These complexities do not contradict that there has been a palpable shift in contemporary poetic production. On the contrary, these critiques establish at the outset four co-implicated pressure points that raise the philosophical, historical, formal, and political stakes of reading and composing writing that steals, lifts, collects, resituates, tarnishes, pulverizes, minimizes, heaps, cuts, and hoards.
And so my question. If contemporary poetry is thus at a loss for words, then something arresting happens when grieving from beyond, across, and below the word: the idiomatic phrase “at a loss for words” attains a second power. It’s commonplace to say that one is at a loss for words when someone dies, but what occurs formally when we lament without literally taking the word as the basis for claiming, grieving, and tallying up loss? What might it mean, then, to grieve when one no longer relies upon the paradigmatic substitutions and syntagmatic relations of the word as the primary site of composition? With the loquacity of a melancholic, one says too much and nothing at all. An odd volubility ramps up the reserve that often afflicts the bereaved.

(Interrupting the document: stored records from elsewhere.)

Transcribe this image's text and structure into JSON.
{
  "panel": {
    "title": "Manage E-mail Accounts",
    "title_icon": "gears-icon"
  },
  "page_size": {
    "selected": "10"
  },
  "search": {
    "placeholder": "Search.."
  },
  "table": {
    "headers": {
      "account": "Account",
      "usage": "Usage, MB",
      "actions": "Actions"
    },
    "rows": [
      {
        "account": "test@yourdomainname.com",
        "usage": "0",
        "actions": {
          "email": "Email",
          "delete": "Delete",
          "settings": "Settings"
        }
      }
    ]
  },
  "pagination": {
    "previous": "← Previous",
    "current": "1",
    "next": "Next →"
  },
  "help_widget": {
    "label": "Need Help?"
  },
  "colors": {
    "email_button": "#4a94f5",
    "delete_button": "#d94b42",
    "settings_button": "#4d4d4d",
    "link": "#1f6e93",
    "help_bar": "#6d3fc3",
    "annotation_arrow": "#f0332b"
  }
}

Here, we might encounter an exorbitant quiet that puts into crisis the boundaries between language and silence.
Benjamin, Walter. The Arcades Project. Trans. Howard Eiland and Kevin McLaughlin. Cambridge, MA: Harvard UP, 2002.
Hong, Cathy Park. “Delusions of Whiteness in the Avant-Garde.” Lana Turner 7, 2014.
Perloff, Marjorie. Unoriginal Genius: Poetry By Other Means in the New Century. Chicago: U of Chicago P, 2010.
Queyras, Sina. “Lyric Conceptualism, A Manifesto in Progress.” Poetry Foundation, 2012.
Kyle Kinaschuk is a PhD candidate in the Department of English at the University of Toronto, where he researches the politics and form of lament in contemporary poetry situated within Canada. His poetry has appeared in journals such as The Capilano Review, filling Station, PRISM international, The Puritan, Hart House Review, Poetry is Dead, and FreeFall Magazine. His debut chapbook, COLLECTIONS-14, appeared with above/ground press this past April.